The net asset valuation is one of the most common valuation methods. With this method, you use the book value of your company’s tangible assets. This is the amount you’ve valued the assets at in your company’s books or balance sheet.
Next, you subtract the total liabilities and intangible assets from your tangible assets. Intangible assets can include things like intellectual property, goodwill, trademarks, copyrights and brand recognition.
This will give you the net asset value, which is essentially the bare minimum of your company’s worth. So the formula for net asset value is:
Net asset value = book value of tangible assets – total liabilities and book value of intangible assets

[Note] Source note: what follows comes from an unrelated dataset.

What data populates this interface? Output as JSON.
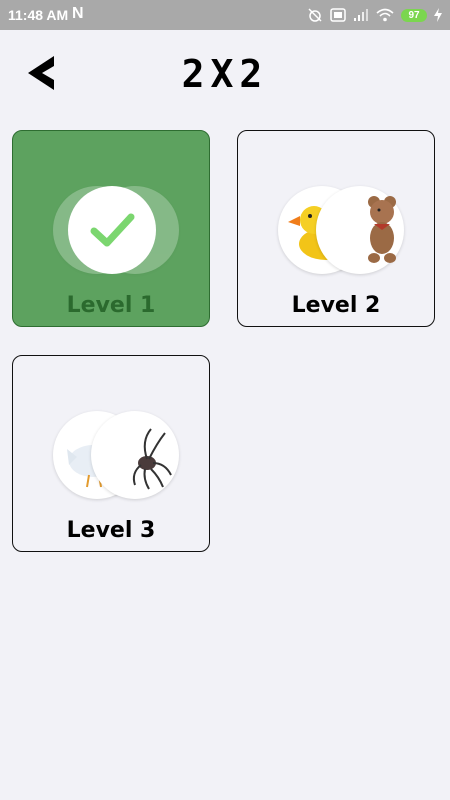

This can vary from your market value because it’s not factoring in stock prices or your intangible assets, which can sometimes be incredibly valuable, especially if you own valuable patents or copyrights.
Relative valuation method
This valuation approach involves looking at those competing in your space to determine what your relative value is. This method can be effective for getting a realistic idea of how you stack up against the competition, which can be particularly useful if you want to attract investors or sell your company.
To determine your relative value, you can use a number of methods to see how your company compares. If your company is publicly traded, you can look at the value of a competitor’s stocks versus your own. If you’re not publicly traded, you can instead look at similar assets between your company and a competitor.
To find your stock value using relative valuation, use the following formula:
Price-to-earnings = stock price ÷ earnings per share
With your price-to-earnings (P/E), you can look at the market and compare competitor’s P/E against yours. The lower the P/E ratio, the less value the company and stock have.
For example, you can compare the real estate value of a competitor’s location against your own, and then factor in any publicly available financial reporting your competitor has made available. This won’t give you a 100% accurate idea, but it can at least help you see how your company stacks up on the surface.
A professional appraiser can come in handy here, as they will be able to do more investigative reporting for you and give you a more accurate idea of how your company compares.
A liquidation valuation is used to determine the value of the company as if it were being liquidated and sold in the near future. This is useful if you’re planning on selling your company soon or if you simply want a quick idea of how much your company could feasibly sell for at that moment.
To determine your liquidation value, ignore future cash flows and instead look at your tangible assets. Determine their market value to get an idea of their immediate value. This includes any real estate your company owns, as well as items like office supplies. Then total up the value of your tangible assets for your liquidation value.
Liquidation value = auction value – liabilities
For example, say your company has liabilities of $200,000. You then look at the book value of your assets and have them assessed for auction value. They’re valued for auction at $500,000. Next, you subtract the liabilities from your auction value, giving you a liquidation value of $300,000.
This doesn’t factor in any intangible assets, as they can be harder to pin a value on, and in some cases, harder to sell. But, this will give you an idea of how much your company is worth in the short term. Just know that this value is likely a little low, as your intangible assets could be worth an additional amount.
Knowing your worth
Knowing the value of your assets is an integral part of general business valuation. It’s also essential for keeping tabs on your business’s health because it helps you stay aware of whether or not your overall value as a company is growing.
Asset valuation can take time, but with proper planning, you can become a pro at it. Reference existing business documents to make life a little easier, go slowly and remind yourself that this entire process is only possible because you started your own business in the first place.
You’ve made it this far, you can make it through an asset valuation. Besides, how else can you brag to your friends that your business is worth more than it was a year ago?